It's hard to fall in love with the right person. But what if when you find that Mr. or Ms. Right and then find out that they have drug paraphernalia in their belongings? Will you still be in love with that person?
Transcend Recovery Community is here to tackle the topic of why a drug user/alcoholic may not be capable of loving you completely. Read on to find out more.
How Do Addiction-Related Behaviors Affect a Relationship?
Addiction-related behaviors can have a profound impact on a relationship. The behaviors can be either negative or positive, depending on the person and their relationship.
For example, if the addiction-related behavior is negative, it could be something like lying about the amount of alcohol consumed at a party or hiding the fact that you're out late with friends to drink. This would probably hurt your relationship because your partner would feel betrayed, hurt, and confused by your actions.
On the other hand, if the addiction-related behavior is positive, it could be something as simple as making sure that you're always home early to spend time with your significant other. This would probably help your relationship because you're showing your partner that you care about them by putting their needs first before anything else (yourself included).
Types of Addiction that Affect Relationships
Addiction is a tricky thing. It can affect your relationships in many ways, and it can be hard to know what to do when dealing with an addicted person.
There are several types of addiction that may affect relationships:
Substance abuse: Substance abuse occurs when someone uses drugs or alcohol excessively, leading them to lose control over their use. This can cause problems with work or school performance, as well as physical or mental health issues.
Compulsive gambling: Gambling addiction is characterized by uncontrollable urges to gamble, despite negative consequences that result from gambling behavior.
Sex addiction: It comes as no surprise that sex addiction is real. Sex addicts experience extreme preoccupation with sex and intense cravings for sexual activity, which can lead to risky sex or the exploitation of others for sexual purposes.
Video game addiction: This is a type of process addiction that can be sometimes much worse than drug addiction or alcohol abuse all at the same time. When a video game addict succumbs to their compulsive behavior, their partner is robbed of the chance to spend quality time with them.
Alcoholism - People abusing substances such as alcohol and other similar addictive substances are often not in the right mindset or thinking as their brain is altered by the substances they take. This prohibits them from forming intimate relationships with most people.
What Does a Relationship with a Drug Addict or Alcoholic Look Like?
A relationship with a drug abuser or alcoholic can be hard to navigate.
People in relationships with these types of people often feel like they're the only ones going through this, but it's not true—there are many people who have been through your situation, and they've found ways to help their loved ones get clean and maintain sober living.
If you leave things be and neglect your recovery, things may turn for the worse. Here are some things that may happen in your relationship:
- Your loved one may make promises to change but fail to follow through on them. This can be very frustrating and cause you to lose trust in them.
- They may become angry when you try to talk about their addiction with them. It's vital for them to know that this is normal and there's nothing wrong with having these conversations.
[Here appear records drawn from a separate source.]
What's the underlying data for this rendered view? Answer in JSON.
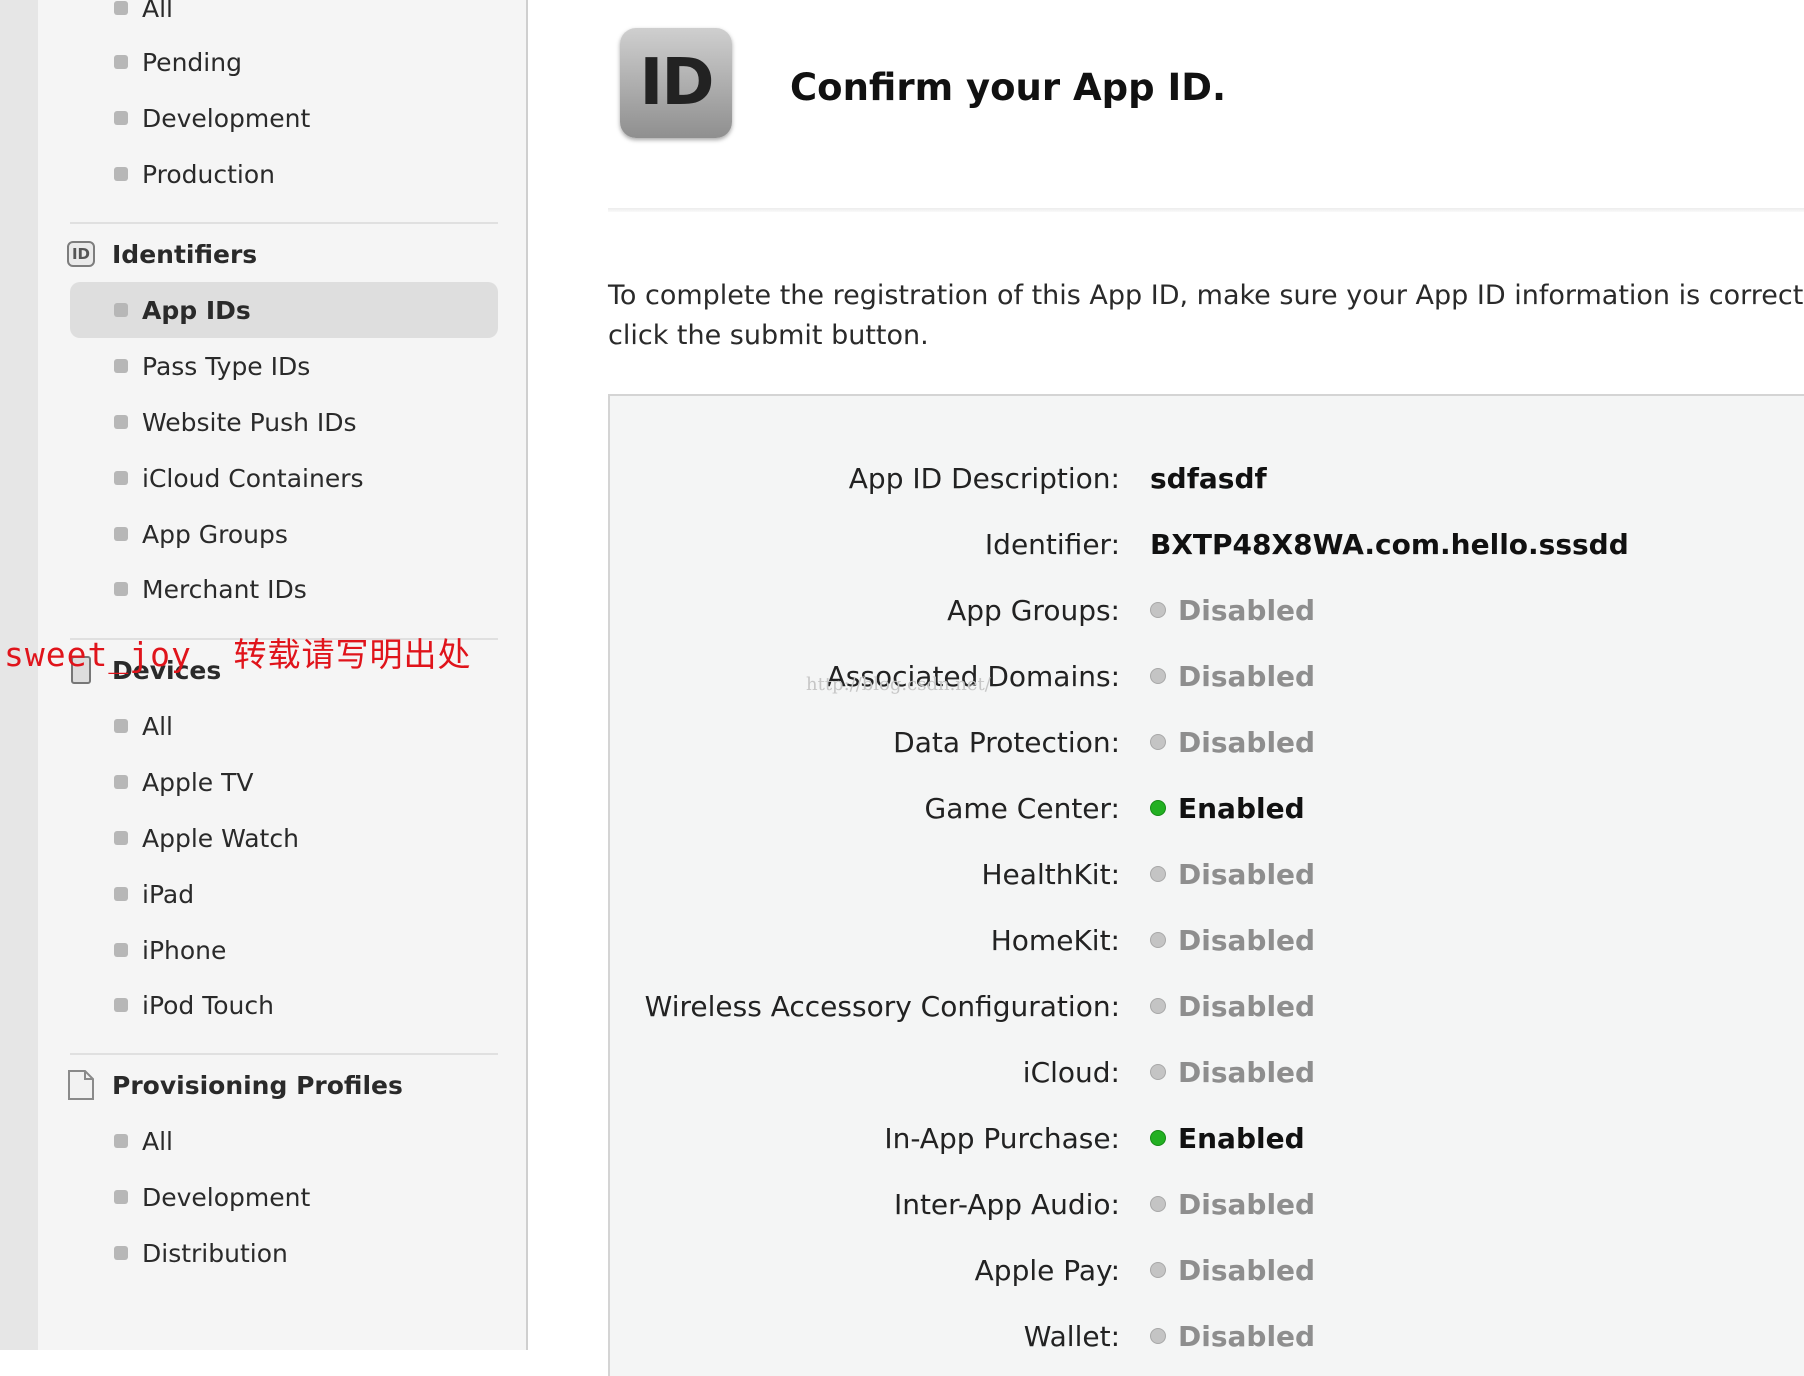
{
  "sidebar": {
    "certificates_items": [
      {
        "label": "All"
      },
      {
        "label": "Pending"
      },
      {
        "label": "Development"
      },
      {
        "label": "Production"
      }
    ],
    "identifiers": {
      "title": "Identifiers",
      "icon_text": "ID",
      "items": [
        {
          "label": "App IDs",
          "active": true
        },
        {
          "label": "Pass Type IDs"
        },
        {
          "label": "Website Push IDs"
        },
        {
          "label": "iCloud Containers"
        },
        {
          "label": "App Groups"
        },
        {
          "label": "Merchant IDs"
        }
      ]
    },
    "devices": {
      "title": "Devices",
      "items": [
        {
          "label": "All"
        },
        {
          "label": "Apple TV"
        },
        {
          "label": "Apple Watch"
        },
        {
          "label": "iPad"
        },
        {
          "label": "iPhone"
        },
        {
          "label": "iPod Touch"
        }
      ]
    },
    "provisioning": {
      "title": "Provisioning Profiles",
      "items": [
        {
          "label": "All"
        },
        {
          "label": "Development"
        },
        {
          "label": "Distribution"
        }
      ]
    }
  },
  "watermark": {
    "overlay_text": "sweet_joy  转载请写明出处",
    "url_text": "http://blog.csdn.net/"
  },
  "main": {
    "icon_text": "ID",
    "title": "Confirm your App ID.",
    "intro_text": "To complete the registration of this App ID, make sure your App ID information is correct, click the submit button.",
    "details": [
      {
        "label": "App ID Description:",
        "value": "sdfasdf",
        "status": null
      },
      {
        "label": "Identifier:",
        "value": "BXTP48X8WA.com.hello.sssdd",
        "status": null
      },
      {
        "label": "App Groups:",
        "value": "Disabled",
        "status": "disabled"
      },
      {
        "label": "Associated Domains:",
        "value": "Disabled",
        "status": "disabled"
      },
      {
        "label": "Data Protection:",
        "value": "Disabled",
        "status": "disabled"
      },
      {
        "label": "Game Center:",
        "value": "Enabled",
        "status": "enabled"
      },
      {
        "label": "HealthKit:",
        "value": "Disabled",
        "status": "disabled"
      },
      {
        "label": "HomeKit:",
        "value": "Disabled",
        "status": "disabled"
      },
      {
        "label": "Wireless Accessory Configuration:",
        "value": "Disabled",
        "status": "disabled"
      },
      {
        "label": "iCloud:",
        "value": "Disabled",
        "status": "disabled"
      },
      {
        "label": "In-App Purchase:",
        "value": "Enabled",
        "status": "enabled"
      },
      {
        "label": "Inter-App Audio:",
        "value": "Disabled",
        "status": "disabled"
      },
      {
        "label": "Apple Pay:",
        "value": "Disabled",
        "status": "disabled"
      },
      {
        "label": "Wallet:",
        "value": "Disabled",
        "status": "disabled"
      }
    ]
  },
  "colors": {
    "enabled": "#22b022",
    "disabled": "#c4c4c4",
    "watermark": "#e0141b"
  }
}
- Your loved one might try to hide their drinking or drug use from you by using different places around the house (like upstairs) or hiding things well enough that it takes a while before you realize there's an issue. This is why it's helpful for everyone involved if there is someone else who knows about the addiction who can help keep tabs on things when needed (like family members).
People who abuse substances are prone to feel guilty about their situation because of what they do. That's why if your loved one is addicted to drugs or abuses substances as a means to escape or work on their feelings, it's time to get professional help right away.
Getting outpatient treatment may also help them with their emotional distresses as well as improve the quality of their relations with their loved one.
What to Do if You're in Love with a Person Struggling with Substance Abuse?
Here's what you can do when you think your partner is having issues with drugs or alcohol and even other substance use:
- Know the signs of substance abuse.
- Be aware of your limits and boundaries for helping someone else.
- Educate yourself about addiction, and learn about the options for treatment.
- Find a support system for yourself, so that you don't become isolated from others who can help you cope with what is happening in your situation.
- Keep an open mind about therapy options, but do not force someone into an option they aren't comfortable with or that doesn't match their needs (for example, if they want to go to AA meetings but also want to try medication-assisted treatment).
Most people who are addicted to substance use/drug use may also respond well to outpatient drug rehab as part of their sobriety regimen. They may also benefit from family therapy accompanied by mentoring and companioning.
Additionally, victims of drug abuse and substance use disorder may recover well with the help of sober living. It allows people to learn from their peers through various activities and learning from their own experiences with substance use disorder while in recovery.
Can Transcend Recovery Community Help?
Transcend Recovery Community helps unity Assist People Seeking Help from Drug Abuse and Alcoholism?
Recovering from drugs and substance addiction isn't all about spending so much money. Sometimes, having a strong support system who believes that you will and you can get better is all you need. Every person suffering from the abuse of drugs to get another chance in life through a holistic approach to maintaining sobriety.
You can learn more all about it when you contact us today! Our drugs and substance abuse recovery specialist is on the line to help you with that first step.